It is rewarding to read what participants thought and felt after the workshop; all the work is worth this! Thank you to all who participated, assisted and made the workshop possible


Posted by & filed under mosomelt.

I have been using Evernote for a number of years now, though have not been conscious of how I use it. Here’s my reflection on what has worked for me:

  1. Get Premium. While the free account gets you going, I enjoy the fact that I can access the notes from a variety of devices- including offline and has a more powerful search facility (including searching pdfs and handwritten notes)
  2. Organise folders the same as email. I have used the GTD strategy of organising folders in my email. By replicating this in Evernote, I automatically organise appropriate documents into the right folder. Always problematic when you think that a key phase is best at the time, though makes no sense later on- better have the two systems using same “key words”
  3. Tag- if it works for you. Certainly helps for grouping. Personally, I find tagging more labour intensive as the built-in search tool and use of the folders above does me fine.  Others I know who use Evernote swear by the tagging…
  4. Know your Evernote email. This can be found by looking in your Account Info
  5. Know some shortcuts. When sending emails, know that:
    1. The beginning of the subject line will be the title of your note
    2. To pop your email straight into a known notebook, include “@” immediately followed by the appropriate notebook in the Subject field.
    3. Into tagging? Add “#” immediately followed by an existing tag in the Subject field
    4. Need a reminder? Include an exclamation point- e.g. Email Subject: Portfolio Meeting !2017/04/12
    5. Need all of the above? Then the order is Email Subject: [Title of Note] ![Reminder Date] @[Folder] #[Tag]
  6. Want to quickly present your info? The presentation tool is a quick and easy way to present what is in an Evernote note. Once in presentation mode, look to the far right where you can change the “Presentation Settings”, adding horizontal lines to your note to create the likes of slides…
  7. Install browser add-ins. Most browsers have add-ins that you can download to make clipping notes to Evernote a piece of cake!
  8. iOS IFTTT applets. The “if [this occurs] then do this” applets for iPhone and iPad are also handy. This might include converting your Reminders to a note, saving Instagram photos or Tweets to Evernote, quickly appending to a to-do (or shopping) note, or copying new Evernote to Onenote

Posted by & filed under mosomelt.

Recently, I was privy to seeing what the Paramedic team have produced ( in terms of developing a 360 degree environment that then has “Hot Spots” added to link viewers to related material. Added with the loan of an LG 360 camera (, I was inspired to create something myself. This is what I came up with ( The idea is to provide students an introduction of a clinical environment. Within that space, they explore by viewing prompting questions, linking to videos, course documents and lectures, reflection log, and case scenarios.

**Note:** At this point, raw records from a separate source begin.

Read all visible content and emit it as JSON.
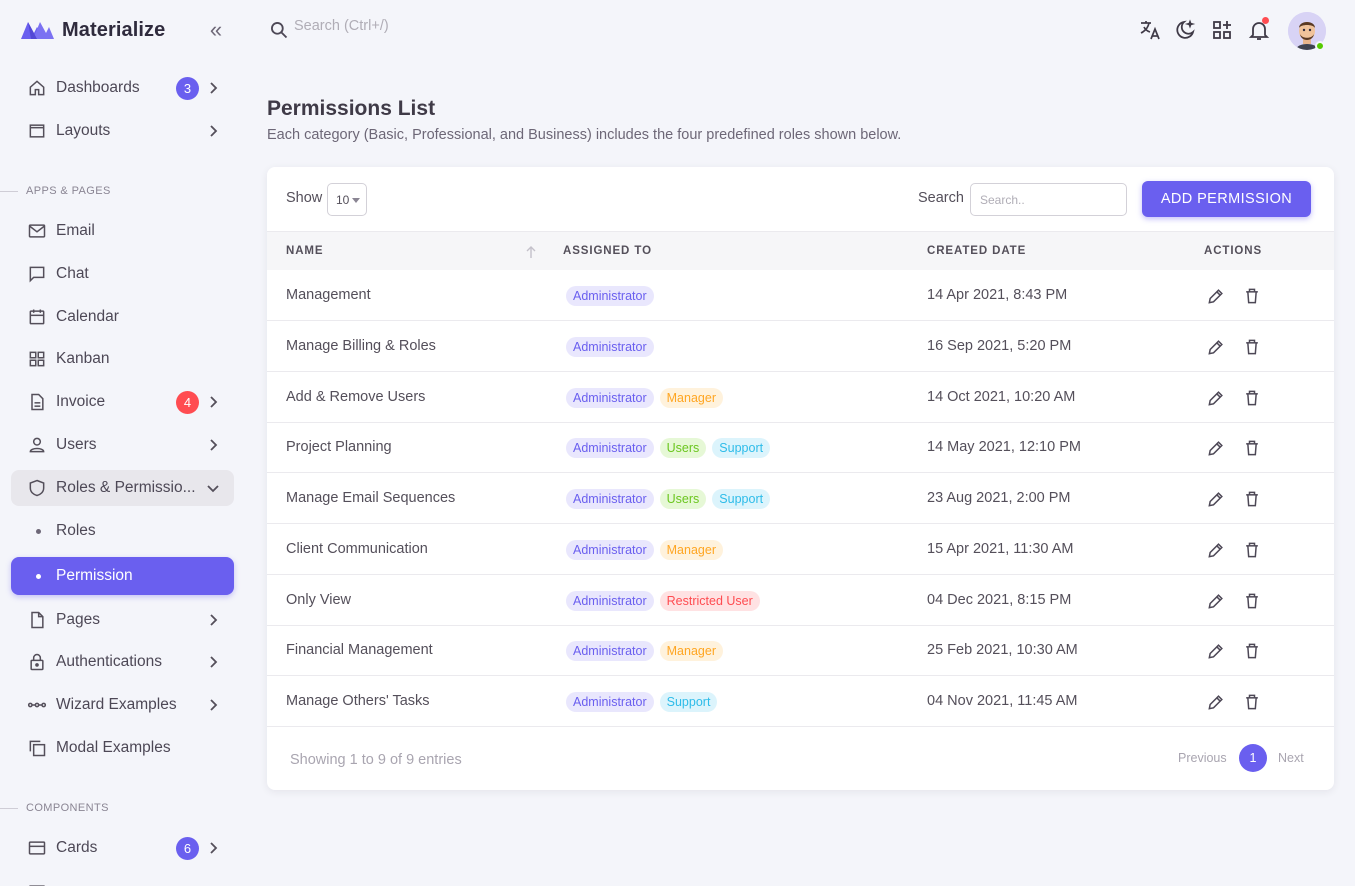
{
  "app": {
    "brand_name": "Materialize",
    "search_placeholder": "Search (Ctrl+/)",
    "brand_color": "#6a5fef"
  },
  "sidebar": {
    "items": [
      {
        "label": "Dashboards",
        "icon": "home-icon",
        "badge": "3",
        "badge_color": "#6a5fef"
      },
      {
        "label": "Layouts",
        "icon": "layout-icon"
      },
      {
        "label": "Email",
        "icon": "mail-icon"
      },
      {
        "label": "Chat",
        "icon": "chat-icon"
      },
      {
        "label": "Calendar",
        "icon": "calendar-icon"
      },
      {
        "label": "Kanban",
        "icon": "grid-icon"
      },
      {
        "label": "Invoice",
        "icon": "file-icon",
        "badge": "4",
        "badge_color": "#ff4c51"
      },
      {
        "label": "Users",
        "icon": "user-icon"
      },
      {
        "label": "Roles & Permissio...",
        "icon": "shield-icon"
      },
      {
        "label": "Roles"
      },
      {
        "label": "Permission"
      },
      {
        "label": "Pages",
        "icon": "page-icon"
      },
      {
        "label": "Authentications",
        "icon": "lock-icon"
      },
      {
        "label": "Wizard Examples",
        "icon": "wizard-icon"
      },
      {
        "label": "Modal Examples",
        "icon": "copy-icon"
      },
      {
        "label": "Cards",
        "icon": "card-icon",
        "badge": "6",
        "badge_color": "#6a5fef"
      }
    ],
    "sections": {
      "apps_pages": "APPS & PAGES",
      "components": "COMPONENTS"
    }
  },
  "header": {
    "title": "Permissions List",
    "subtitle": "Each category (Basic, Professional, and Business) includes the four predefined roles shown below."
  },
  "toolbar": {
    "show_label": "Show",
    "page_size": "10",
    "search_label": "Search",
    "search_placeholder": "Search..",
    "add_button": "ADD PERMISSION"
  },
  "table": {
    "columns": [
      "NAME",
      "ASSIGNED TO",
      "CREATED DATE",
      "ACTIONS"
    ],
    "rows": [
      {
        "name": "Management",
        "assigned": [
          {
            "label": "Administrator",
            "kind": "admin"
          }
        ],
        "date": "14 Apr 2021, 8:43 PM"
      },
      {
        "name": "Manage Billing & Roles",
        "assigned": [
          {
            "label": "Administrator",
            "kind": "admin"
          }
        ],
        "date": "16 Sep 2021, 5:20 PM"
      },
      {
        "name": "Add & Remove Users",
        "assigned": [
          {
            "label": "Administrator",
            "kind": "admin"
          },
          {
            "label": "Manager",
            "kind": "manager"
          }
        ],
        "date": "14 Oct 2021, 10:20 AM"
      },
      {
        "name": "Project Planning",
        "assigned": [
          {
            "label": "Administrator",
            "kind": "admin"
          },
          {
            "label": "Users",
            "kind": "users"
          },
          {
            "label": "Support",
            "kind": "support"
          }
        ],
        "date": "14 May 2021, 12:10 PM"
      },
      {
        "name": "Manage Email Sequences",
        "assigned": [
          {
            "label": "Administrator",
            "kind": "admin"
          },
          {
            "label": "Users",
            "kind": "users"
          },
          {
            "label": "Support",
            "kind": "support"
          }
        ],
        "date": "23 Aug 2021, 2:00 PM"
      },
      {
        "name": "Client Communication",
        "assigned": [
          {
            "label": "Administrator",
            "kind": "admin"
          },
          {
            "label": "Manager",
            "kind": "manager"
          }
        ],
        "date": "15 Apr 2021, 11:30 AM"
      },
      {
        "name": "Only View",
        "assigned": [
          {
            "label": "Administrator",
            "kind": "admin"
          },
          {
            "label": "Restricted User",
            "kind": "restricted"
          }
        ],
        "date": "04 Dec 2021, 8:15 PM"
      },
      {
        "name": "Financial Management",
        "assigned": [
          {
            "label": "Administrator",
            "kind": "admin"
          },
          {
            "label": "Manager",
            "kind": "manager"
          }
        ],
        "date": "25 Feb 2021, 10:30 AM"
      },
      {
        "name": "Manage Others' Tasks",
        "assigned": [
          {
            "label": "Administrator",
            "kind": "admin"
          },
          {
            "label": "Support",
            "kind": "support"
          }
        ],
        "date": "04 Nov 2021, 11:45 AM"
      }
    ]
  },
  "footer": {
    "info": "Showing 1 to 9 of 9 entries",
    "previous": "Previous",
    "current_page": "1",
    "next": "Next"
  }
}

The potential from here is to have role-play for sections of the environment, with the student required to gather information from the available resources in the simulated environment before entering the next. For example, picture a hockey field where the PHYSIOTHERAPIST is the first to the scene of a player who was knocked in the mouth by a wayward hockey ball and has a suspected concussion. The student would need to assess the patient, witnesses, may be deal with conflict of the coach who want the player to be quickly patched up and continue playing. After being guided through some videos, quizzes and other resources, the physio recommends for the patient to be taken to the hospital via PARAMEDIC. Enter new scene where there is handover of appropriate information at the sideline. The physio gets to “see” the 360 environment of the ambulance, as the paramedicine student continues with assessment, may be deal with an en-route seizure, before handing over to the NURSE.

While the initial set up of Seekbeak ( took some getting use to (and knowing to pass on the public link for the created environment rather than the working link…), if the linked resources are already available, is relatively easy to use.

Thinking cap on for the next teaching/ interprofessional environment…